Clinical significance[edit]

APOD is a biomarker of androgen insensitivity syndrome (AIS). APOD is an androgen up-regulated gene in normal scrotal fibroblast cells in comparison to CAIS labia majora cells.[8]

APOD is associated with neurological disorders and nerve injury, especially related to myelin sheath. APOD was shown to be elevated in a rat model of stroke.[6] APOD is elevated in patients with schizophrenia, bipolar disorder, and Alzheimer's disease.[6]

References[edit]

  1. ^ "Human PubMed Reference:". 
  2. ^ "Mouse PubMed Reference:". 
  3. ^ Drayna DT, McLean JW, Wion KL, Trent JM, Drabkin HA, Lawn RM (Aug 1987). "Human apolipoprotein D gene: gene sequence, chromosome localization, and homology to the alpha 2u-globulin superfamily". DNA. 6 (3): 199–204. PMID 2439269. doi:10.1089/dna.1987.6.199. 
  4. ^ Drayna D, Fielding C, McLean J, Baer B, Castro G, Chen E, Comstock L, Henzel W, Kohr W, Rhee L, et al. (Jan 1987). "Cloning and expression of human apolipoprotein D cDNA". J Biol Chem. 261 (35): 16535–9. PMID 3453108. 
  5. ^ a b "Entrez Gene: APOD apolipoprotein D". 
  6. ^ a b c Muffat J, Walker DW (2010). "Apolipoprotein D: an overview of its role in aging and age-related diseases". Cell Cycle (journal). 9 (2): 269–273. PMC 3691099Freely accessible.
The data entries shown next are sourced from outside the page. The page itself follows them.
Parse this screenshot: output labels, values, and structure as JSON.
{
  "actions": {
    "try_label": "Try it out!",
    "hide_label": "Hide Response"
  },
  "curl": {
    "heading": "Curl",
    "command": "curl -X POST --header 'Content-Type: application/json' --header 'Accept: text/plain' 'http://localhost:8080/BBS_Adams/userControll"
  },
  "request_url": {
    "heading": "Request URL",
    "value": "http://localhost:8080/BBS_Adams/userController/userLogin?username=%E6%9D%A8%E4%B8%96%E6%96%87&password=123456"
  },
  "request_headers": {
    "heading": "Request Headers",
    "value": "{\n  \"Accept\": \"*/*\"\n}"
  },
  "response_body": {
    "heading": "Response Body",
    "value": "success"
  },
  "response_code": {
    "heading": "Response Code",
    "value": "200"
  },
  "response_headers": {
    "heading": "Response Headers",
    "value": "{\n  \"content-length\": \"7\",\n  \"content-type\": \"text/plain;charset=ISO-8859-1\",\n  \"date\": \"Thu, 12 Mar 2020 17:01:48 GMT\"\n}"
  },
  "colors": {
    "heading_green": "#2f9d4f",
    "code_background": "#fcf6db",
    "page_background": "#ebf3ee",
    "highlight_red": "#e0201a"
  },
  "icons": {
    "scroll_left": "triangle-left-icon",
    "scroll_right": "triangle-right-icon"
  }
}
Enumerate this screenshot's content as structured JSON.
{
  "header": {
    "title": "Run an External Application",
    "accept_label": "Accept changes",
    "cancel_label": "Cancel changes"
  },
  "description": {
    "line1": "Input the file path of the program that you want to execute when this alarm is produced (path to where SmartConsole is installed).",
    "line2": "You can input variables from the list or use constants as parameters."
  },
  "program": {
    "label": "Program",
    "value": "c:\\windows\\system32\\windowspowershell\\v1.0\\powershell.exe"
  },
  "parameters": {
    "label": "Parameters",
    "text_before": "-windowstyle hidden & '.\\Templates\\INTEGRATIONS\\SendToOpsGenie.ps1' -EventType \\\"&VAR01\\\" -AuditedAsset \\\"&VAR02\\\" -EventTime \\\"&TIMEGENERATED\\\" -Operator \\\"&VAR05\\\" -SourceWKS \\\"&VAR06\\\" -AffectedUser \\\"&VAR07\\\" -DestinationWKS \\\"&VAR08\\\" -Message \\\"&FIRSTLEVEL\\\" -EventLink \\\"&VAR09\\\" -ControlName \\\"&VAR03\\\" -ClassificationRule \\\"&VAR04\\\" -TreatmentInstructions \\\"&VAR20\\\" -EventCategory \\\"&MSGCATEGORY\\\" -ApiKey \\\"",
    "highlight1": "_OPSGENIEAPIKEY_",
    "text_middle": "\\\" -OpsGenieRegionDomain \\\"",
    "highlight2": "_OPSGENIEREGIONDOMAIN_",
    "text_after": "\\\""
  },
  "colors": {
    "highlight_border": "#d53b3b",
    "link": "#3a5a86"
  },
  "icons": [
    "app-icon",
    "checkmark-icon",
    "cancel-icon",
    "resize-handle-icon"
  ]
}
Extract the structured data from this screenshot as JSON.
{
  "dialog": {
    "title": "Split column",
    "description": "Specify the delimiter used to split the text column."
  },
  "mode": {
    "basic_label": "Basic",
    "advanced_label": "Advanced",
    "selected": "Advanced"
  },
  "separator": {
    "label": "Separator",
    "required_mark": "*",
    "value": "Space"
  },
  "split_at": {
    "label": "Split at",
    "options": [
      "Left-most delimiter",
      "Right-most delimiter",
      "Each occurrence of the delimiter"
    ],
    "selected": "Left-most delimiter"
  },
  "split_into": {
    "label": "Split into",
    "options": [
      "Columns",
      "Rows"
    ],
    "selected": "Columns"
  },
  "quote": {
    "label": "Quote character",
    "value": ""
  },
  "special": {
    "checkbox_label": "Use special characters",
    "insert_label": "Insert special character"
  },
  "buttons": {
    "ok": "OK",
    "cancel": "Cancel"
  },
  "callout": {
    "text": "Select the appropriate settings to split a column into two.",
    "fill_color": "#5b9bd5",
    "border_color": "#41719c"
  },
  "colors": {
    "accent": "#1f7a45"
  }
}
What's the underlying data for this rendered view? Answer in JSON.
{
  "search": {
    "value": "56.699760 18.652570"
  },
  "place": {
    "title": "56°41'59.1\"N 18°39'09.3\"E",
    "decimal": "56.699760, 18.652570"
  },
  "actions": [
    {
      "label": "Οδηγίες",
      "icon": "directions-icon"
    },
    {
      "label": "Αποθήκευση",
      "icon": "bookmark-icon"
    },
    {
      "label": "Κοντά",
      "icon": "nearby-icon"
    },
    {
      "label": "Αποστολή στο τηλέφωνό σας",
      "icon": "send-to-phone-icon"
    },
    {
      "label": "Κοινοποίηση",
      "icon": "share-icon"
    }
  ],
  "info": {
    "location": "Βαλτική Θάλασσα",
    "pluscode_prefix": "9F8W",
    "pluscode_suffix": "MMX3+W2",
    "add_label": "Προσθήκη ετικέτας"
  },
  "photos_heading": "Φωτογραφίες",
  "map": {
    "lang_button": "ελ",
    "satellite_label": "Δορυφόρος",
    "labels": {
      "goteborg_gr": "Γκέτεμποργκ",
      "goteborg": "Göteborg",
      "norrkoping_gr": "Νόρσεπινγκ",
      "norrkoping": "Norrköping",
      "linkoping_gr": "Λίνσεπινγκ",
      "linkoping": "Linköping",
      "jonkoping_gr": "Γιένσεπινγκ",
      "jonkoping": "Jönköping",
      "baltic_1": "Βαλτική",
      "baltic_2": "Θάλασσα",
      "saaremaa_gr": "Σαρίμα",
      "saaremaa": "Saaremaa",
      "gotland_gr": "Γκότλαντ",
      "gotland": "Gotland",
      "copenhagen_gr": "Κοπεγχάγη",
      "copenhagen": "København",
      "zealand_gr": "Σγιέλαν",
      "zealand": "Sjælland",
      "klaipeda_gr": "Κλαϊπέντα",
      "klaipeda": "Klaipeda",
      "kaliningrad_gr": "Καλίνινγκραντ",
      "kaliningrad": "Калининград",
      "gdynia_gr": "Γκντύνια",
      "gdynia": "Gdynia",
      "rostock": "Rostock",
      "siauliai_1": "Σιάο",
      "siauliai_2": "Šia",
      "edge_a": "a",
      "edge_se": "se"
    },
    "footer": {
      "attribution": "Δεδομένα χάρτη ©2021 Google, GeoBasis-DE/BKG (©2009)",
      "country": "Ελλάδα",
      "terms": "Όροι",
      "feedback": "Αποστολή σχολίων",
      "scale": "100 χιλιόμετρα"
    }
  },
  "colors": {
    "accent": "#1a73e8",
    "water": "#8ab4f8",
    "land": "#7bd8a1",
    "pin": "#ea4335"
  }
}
PMID 20023409. doi:10.4161/cc.9.2.10433. 
  7. ^ Braesch-Andersen S; et al. (December 2014). "ApoD Mediates Binding of HDL to LDL and to Growing T24 Carcinoma". PLOS ONE. 9 (12): e115180. PMC 4267786Freely accessible. PMID 25513803. doi:10.1371/journal.pone.0115180. 
  8. ^ Appari M, Werner R, Wünsch L, Cario G, Demeter J, Hiort O, Riepe F, Brooks JD, Holterhus PM (June 2009). "Apolipoprotein D (APOD) is a putative biomarker of androgen receptor function in androgen insensitivity syndrome". J. Mol. Med. 87 (6): 623–32. PMID 19330472. doi:10.1007/s00109-009-0462-3. 

Further reading[edit]

External links[edit]